The U.S. Supreme Court agreed for the second time on June 28 to accept the Texas death row appeal of Thomas Miller-El, who was convicted of the murder of hotel clerk Douglas Walker during a 1985 robbery in Irving, by a jury from which prosecutors struck all but one black potential juror. Miller-El argued against the conviction, claiming jury bias and prosecutorial misconduct, but his claim was denied by the 5th U.S. Circuit Court of Appeals. Last year the Supremes sent the case back to the 5th Circuit, ruling that the court had not fully considered Miller-El's evidence. Upon rehearing, the 5th Circuit again denied Miller-El's claims, and on Monday the high court again agreed to review the case a move that court watchers said is likely a response to the 5th Circuit's apparent insistence on micromanagement and its apparent refusal to respect the high court's authority.
Earlier, the court on June 24 ruled that Texas death row inmate Robert Tennard, convicted in the 1985 Houston murder of Larry Neblett, did not have an opportunity to present mitigating evidence related to his low IQ to his jury, sending that case as well back to the 5th Circuit for reconsideration. At issue is whether Texas defendants tried before 1991 when state law changed regarding what evidence a jury can consider during the sentencing phase of a death penalty case had an opportunity to present evidence of low intelligence as mitigating evidence. The answer is no, UT School of Law professors Robert Owen and Jordan Steiker argued before the high court in March. The court now agrees.
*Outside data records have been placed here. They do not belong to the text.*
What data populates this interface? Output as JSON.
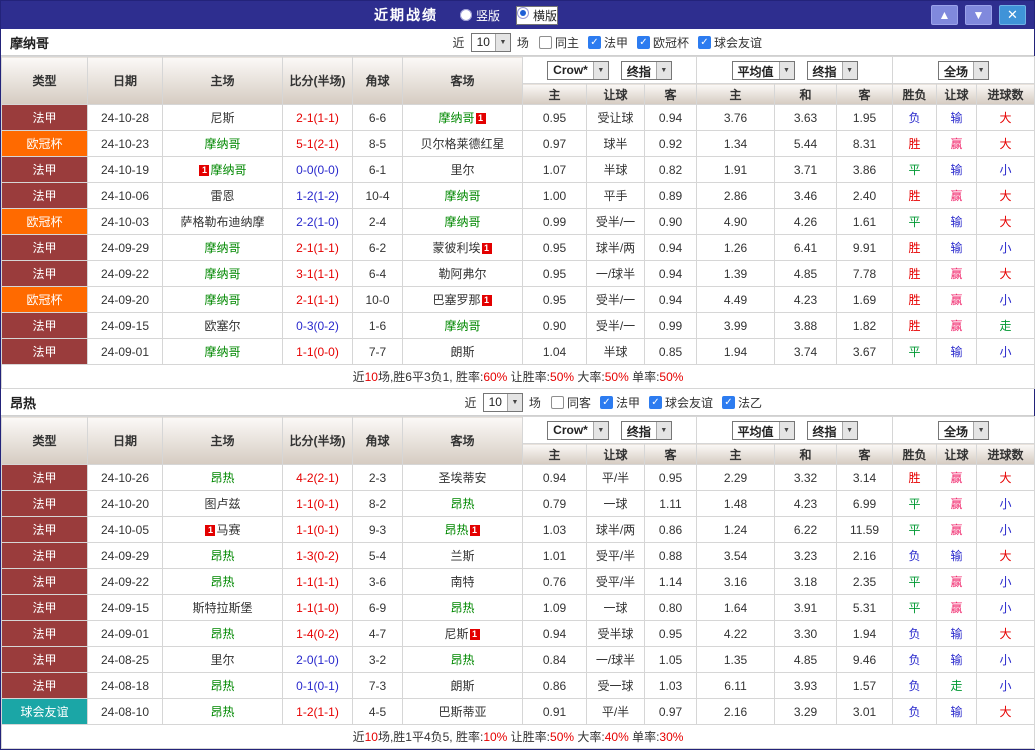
{
  "titlebar": {
    "title": "近期战绩",
    "radios": [
      {
        "label": "竖版",
        "selected": false
      },
      {
        "label": "横版",
        "selected": true
      }
    ],
    "up_button": "▲",
    "down_button": "▼",
    "close_button": "✕"
  },
  "headers": {
    "left": [
      "类型",
      "日期",
      "主场",
      "比分(半场)",
      "角球",
      "客场"
    ],
    "asia": [
      "主",
      "让球",
      "客"
    ],
    "europe": [
      "主",
      "和",
      "客"
    ],
    "result": [
      "胜负",
      "让球",
      "进球数"
    ]
  },
  "colors": {
    "league": {
      "法甲": "#9a3c3c",
      "欧冠杯": "#ff6a00",
      "球会友谊": "#1ba6a6"
    },
    "score": {
      "red": "#e60000",
      "blue": "#2828cc"
    },
    "outcome": {
      "胜": "#e60000",
      "平": "#009933",
      "负": "#2828cc",
      "赢": "#f0256b",
      "输": "#2828cc",
      "走": "#009933",
      "大": "#e60000",
      "小": "#2828cc"
    },
    "focal_team": "#008800",
    "plain_team": "#333333",
    "card": "#e30000"
  },
  "sections": [
    {
      "team": "摩纳哥",
      "filter": {
        "prefix": "近",
        "count": "10",
        "suffix": "场",
        "checks": [
          {
            "label": "同主",
            "checked": false
          },
          {
            "label": "法甲",
            "checked": true
          },
          {
            "label": "欧冠杯",
            "checked": true
          },
          {
            "label": "球会友谊",
            "checked": true
          }
        ]
      },
      "selects": {
        "bookmaker": "Crow*",
        "asia": "终指",
        "europe_avg": "平均值",
        "europe": "终指",
        "scope": "全场"
      },
      "rows": [
        {
          "type": "法甲",
          "date": "24-10-28",
          "home": {
            "name": "尼斯"
          },
          "score": "2-1(1-1)",
          "sc": "red",
          "corner": "6-6",
          "away": {
            "name": "摩纳哥",
            "focal": true,
            "card": "after"
          },
          "asia": [
            "0.95",
            "受让球",
            "0.94"
          ],
          "europe": [
            "3.76",
            "3.63",
            "1.95"
          ],
          "res": [
            "负",
            "输",
            "大"
          ]
        },
        {
          "type": "欧冠杯",
          "date": "24-10-23",
          "home": {
            "name": "摩纳哥",
            "focal": true
          },
          "score": "5-1(2-1)",
          "sc": "red",
          "corner": "8-5",
          "away": {
            "name": "贝尔格莱德红星"
          },
          "asia": [
            "0.97",
            "球半",
            "0.92"
          ],
          "europe": [
            "1.34",
            "5.44",
            "8.31"
          ],
          "res": [
            "胜",
            "赢",
            "大"
          ]
        },
        {
          "type": "法甲",
          "date": "24-10-19",
          "home": {
            "name": "摩纳哥",
            "focal": true,
            "card": "before"
          },
          "score": "0-0(0-0)",
          "sc": "blue",
          "corner": "6-1",
          "away": {
            "name": "里尔"
          },
          "asia": [
            "1.07",
            "半球",
            "0.82"
          ],
          "europe": [
            "1.91",
            "3.71",
            "3.86"
          ],
          "res": [
            "平",
            "输",
            "小"
          ]
        },
        {
          "type": "法甲",
          "date": "24-10-06",
          "home": {
            "name": "雷恩"
          },
          "score": "1-2(1-2)",
          "sc": "blue",
          "corner": "10-4",
          "away": {
            "name": "摩纳哥",
            "focal": true
          },
          "asia": [
            "1.00",
            "平手",
            "0.89"
          ],
          "europe": [
            "2.86",
            "3.46",
            "2.40"
          ],
          "res": [
            "胜",
            "赢",
            "大"
          ]
        },
        {
          "type": "欧冠杯",
          "date": "24-10-03",
          "home": {
            "name": "萨格勒布迪纳摩"
          },
          "score": "2-2(1-0)",
          "sc": "blue",
          "corner": "2-4",
          "away": {
            "name": "摩纳哥",
            "focal": true
          },
          "asia": [
            "0.99",
            "受半/一",
            "0.90"
          ],
          "europe": [
            "4.90",
            "4.26",
            "1.61"
          ],
          "res": [
            "平",
            "输",
            "大"
          ]
        },
        {
          "type": "法甲",
          "date": "24-09-29",
          "home": {
            "name": "摩纳哥",
            "focal": true
          },
          "score": "2-1(1-1)",
          "sc": "red",
          "corner": "6-2",
          "away": {
            "name": "蒙彼利埃",
            "card": "after"
          },
          "asia": [
            "0.95",
            "球半/两",
            "0.94"
          ],
          "europe": [
            "1.26",
            "6.41",
            "9.91"
          ],
          "res": [
            "胜",
            "输",
            "小"
          ]
        },
        {
          "type": "法甲",
          "date": "24-09-22",
          "home": {
            "name": "摩纳哥",
            "focal": true
          },
          "score": "3-1(1-1)",
          "sc": "red",
          "corner": "6-4",
          "away": {
            "name": "勒阿弗尔"
          },
          "asia": [
            "0.95",
            "一/球半",
            "0.94"
          ],
          "europe": [
            "1.39",
            "4.85",
            "7.78"
          ],
          "res": [
            "胜",
            "赢",
            "大"
          ]
        },
        {
          "type": "欧冠杯",
          "date": "24-09-20",
          "home": {
            "name": "摩纳哥",
            "focal": true
          },
          "score": "2-1(1-1)",
          "sc": "red",
          "corner": "10-0",
          "away": {
            "name": "巴塞罗那",
            "card": "after"
          },
          "asia": [
            "0.95",
            "受半/一",
            "0.94"
          ],
          "europe": [
            "4.49",
            "4.23",
            "1.69"
          ],
          "res": [
            "胜",
            "赢",
            "小"
          ]
        },
        {
          "type": "法甲",
          "date": "24-09-15",
          "home": {
            "name": "欧塞尔"
          },
          "score": "0-3(0-2)",
          "sc": "blue",
          "corner": "1-6",
          "away": {
            "name": "摩纳哥",
            "focal": true
          },
          "asia": [
            "0.90",
            "受半/一",
            "0.99"
          ],
          "europe": [
            "3.99",
            "3.88",
            "1.82"
          ],
          "res": [
            "胜",
            "赢",
            "走"
          ]
        },
        {
          "type": "法甲",
          "date": "24-09-01",
          "home": {
            "name": "摩纳哥",
            "focal": true
          },
          "score": "1-1(0-0)",
          "sc": "red",
          "corner": "7-7",
          "away": {
            "name": "朗斯"
          },
          "asia": [
            "1.04",
            "半球",
            "0.85"
          ],
          "europe": [
            "1.94",
            "3.74",
            "3.67"
          ],
          "res": [
            "平",
            "输",
            "小"
          ]
        }
      ],
      "summary": [
        {
          "t": "近",
          "c": "#333333"
        },
        {
          "t": "10",
          "c": "#e60000"
        },
        {
          "t": "场,胜6平3负1, 胜率:",
          "c": "#333333"
        },
        {
          "t": "60%",
          "c": "#e60000"
        },
        {
          "t": " 让胜率:",
          "c": "#333333"
        },
        {
          "t": "50%",
          "c": "#e60000"
        },
        {
          "t": " 大率:",
          "c": "#333333"
        },
        {
          "t": "50%",
          "c": "#e60000"
        },
        {
          "t": " 单率:",
          "c": "#333333"
        },
        {
          "t": "50%",
          "c": "#e60000"
        }
      ]
    },
    {
      "team": "昂热",
      "filter": {
        "prefix": "近",
        "count": "10",
        "suffix": "场",
        "checks": [
          {
            "label": "同客",
            "checked": false
          },
          {
            "label": "法甲",
            "checked": true
          },
          {
            "label": "球会友谊",
            "checked": true
          },
          {
            "label": "法乙",
            "checked": true
          }
        ]
      },
      "selects": {
        "bookmaker": "Crow*",
        "asia": "终指",
        "europe_avg": "平均值",
        "europe": "终指",
        "scope": "全场"
      },
      "rows": [
        {
          "type": "法甲",
          "date": "24-10-26",
          "home": {
            "name": "昂热",
            "focal": true
          },
          "score": "4-2(2-1)",
          "sc": "red",
          "corner": "2-3",
          "away": {
            "name": "圣埃蒂安"
          },
          "asia": [
            "0.94",
            "平/半",
            "0.95"
          ],
          "europe": [
            "2.29",
            "3.32",
            "3.14"
          ],
          "res": [
            "胜",
            "赢",
            "大"
          ]
        },
        {
          "type": "法甲",
          "date": "24-10-20",
          "home": {
            "name": "图卢兹"
          },
          "score": "1-1(0-1)",
          "sc": "red",
          "corner": "8-2",
          "away": {
            "name": "昂热",
            "focal": true
          },
          "asia": [
            "0.79",
            "一球",
            "1.11"
          ],
          "europe": [
            "1.48",
            "4.23",
            "6.99"
          ],
          "res": [
            "平",
            "赢",
            "小"
          ]
        },
        {
          "type": "法甲",
          "date": "24-10-05",
          "home": {
            "name": "马赛",
            "card": "before"
          },
          "score": "1-1(0-1)",
          "sc": "red",
          "corner": "9-3",
          "away": {
            "name": "昂热",
            "focal": true,
            "card": "after"
          },
          "asia": [
            "1.03",
            "球半/两",
            "0.86"
          ],
          "europe": [
            "1.24",
            "6.22",
            "11.59"
          ],
          "res": [
            "平",
            "赢",
            "小"
          ]
        },
        {
          "type": "法甲",
          "date": "24-09-29",
          "home": {
            "name": "昂热",
            "focal": true
          },
          "score": "1-3(0-2)",
          "sc": "red",
          "corner": "5-4",
          "away": {
            "name": "兰斯"
          },
          "asia": [
            "1.01",
            "受平/半",
            "0.88"
          ],
          "europe": [
            "3.54",
            "3.23",
            "2.16"
          ],
          "res": [
            "负",
            "输",
            "大"
          ]
        },
        {
          "type": "法甲",
          "date": "24-09-22",
          "home": {
            "name": "昂热",
            "focal": true
          },
          "score": "1-1(1-1)",
          "sc": "red",
          "corner": "3-6",
          "away": {
            "name": "南特"
          },
          "asia": [
            "0.76",
            "受平/半",
            "1.14"
          ],
          "europe": [
            "3.16",
            "3.18",
            "2.35"
          ],
          "res": [
            "平",
            "赢",
            "小"
          ]
        },
        {
          "type": "法甲",
          "date": "24-09-15",
          "home": {
            "name": "斯特拉斯堡"
          },
          "score": "1-1(1-0)",
          "sc": "red",
          "corner": "6-9",
          "away": {
            "name": "昂热",
            "focal": true
          },
          "asia": [
            "1.09",
            "一球",
            "0.80"
          ],
          "europe": [
            "1.64",
            "3.91",
            "5.31"
          ],
          "res": [
            "平",
            "赢",
            "小"
          ]
        },
        {
          "type": "法甲",
          "date": "24-09-01",
          "home": {
            "name": "昂热",
            "focal": true
          },
          "score": "1-4(0-2)",
          "sc": "red",
          "corner": "4-7",
          "away": {
            "name": "尼斯",
            "card": "after"
          },
          "asia": [
            "0.94",
            "受半球",
            "0.95"
          ],
          "europe": [
            "4.22",
            "3.30",
            "1.94"
          ],
          "res": [
            "负",
            "输",
            "大"
          ]
        },
        {
          "type": "法甲",
          "date": "24-08-25",
          "home": {
            "name": "里尔"
          },
          "score": "2-0(1-0)",
          "sc": "blue",
          "corner": "3-2",
          "away": {
            "name": "昂热",
            "focal": true
          },
          "asia": [
            "0.84",
            "一/球半",
            "1.05"
          ],
          "europe": [
            "1.35",
            "4.85",
            "9.46"
          ],
          "res": [
            "负",
            "输",
            "小"
          ]
        },
        {
          "type": "法甲",
          "date": "24-08-18",
          "home": {
            "name": "昂热",
            "focal": true
          },
          "score": "0-1(0-1)",
          "sc": "blue",
          "corner": "7-3",
          "away": {
            "name": "朗斯"
          },
          "asia": [
            "0.86",
            "受一球",
            "1.03"
          ],
          "europe": [
            "6.11",
            "3.93",
            "1.57"
          ],
          "res": [
            "负",
            "走",
            "小"
          ]
        },
        {
          "type": "球会友谊",
          "date": "24-08-10",
          "home": {
            "name": "昂热",
            "focal": true
          },
          "score": "1-2(1-1)",
          "sc": "red",
          "corner": "4-5",
          "away": {
            "name": "巴斯蒂亚"
          },
          "asia": [
            "0.91",
            "平/半",
            "0.97"
          ],
          "europe": [
            "2.16",
            "3.29",
            "3.01"
          ],
          "res": [
            "负",
            "输",
            "大"
          ]
        }
      ],
      "summary": [
        {
          "t": "近",
          "c": "#333333"
        },
        {
          "t": "10",
          "c": "#e60000"
        },
        {
          "t": "场,胜1平4负5, 胜率:",
          "c": "#333333"
        },
        {
          "t": "10%",
          "c": "#e60000"
        },
        {
          "t": " 让胜率:",
          "c": "#333333"
        },
        {
          "t": "50%",
          "c": "#e60000"
        },
        {
          "t": " 大率:",
          "c": "#333333"
        },
        {
          "t": "40%",
          "c": "#e60000"
        },
        {
          "t": " 单率:",
          "c": "#333333"
        },
        {
          "t": "30%",
          "c": "#e60000"
        }
      ]
    }
  ]
}
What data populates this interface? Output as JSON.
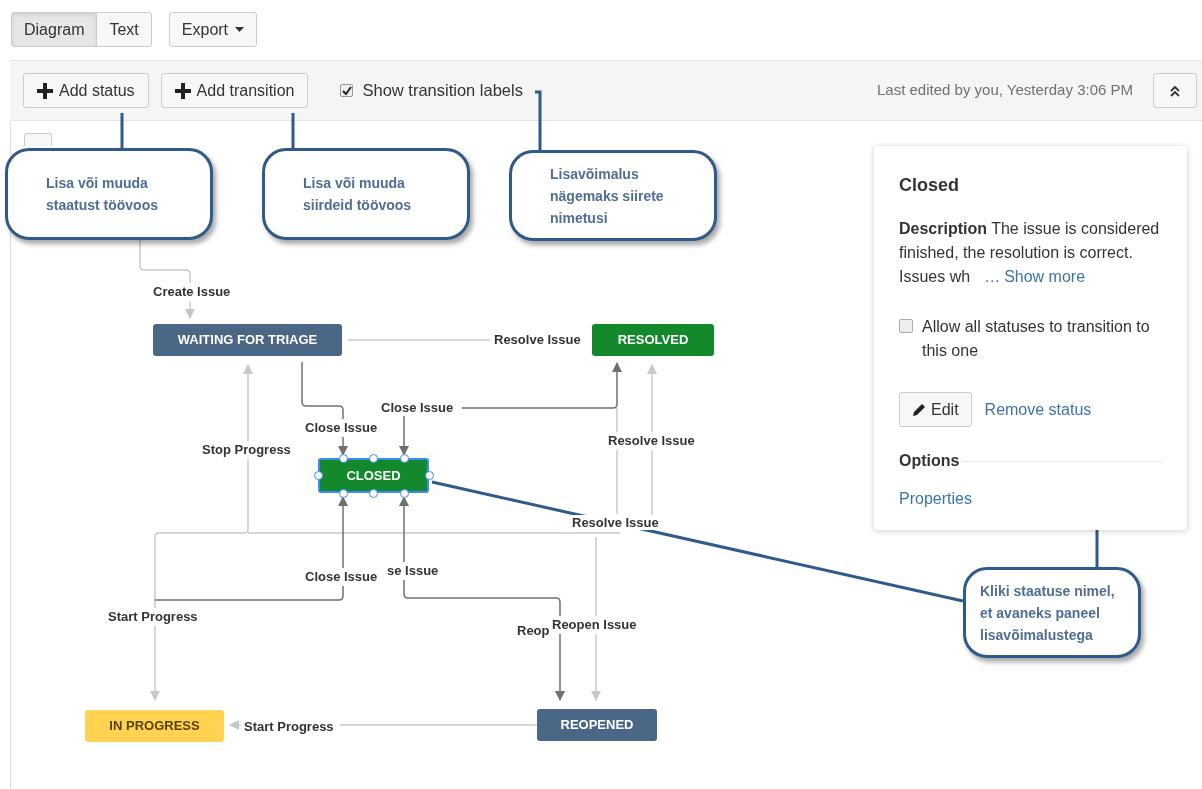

Death penalty watchers opined that the Tennard decision could lead to the reconsideration of a number of other death cases a prediction that appears to have come true. On June 28, the high court sent the case of Texas death row inmate Billy Ray Nelson also convicted before the changes in Texas law took effect back to the 5th Circuit for further consideration in light of the Tennard decision.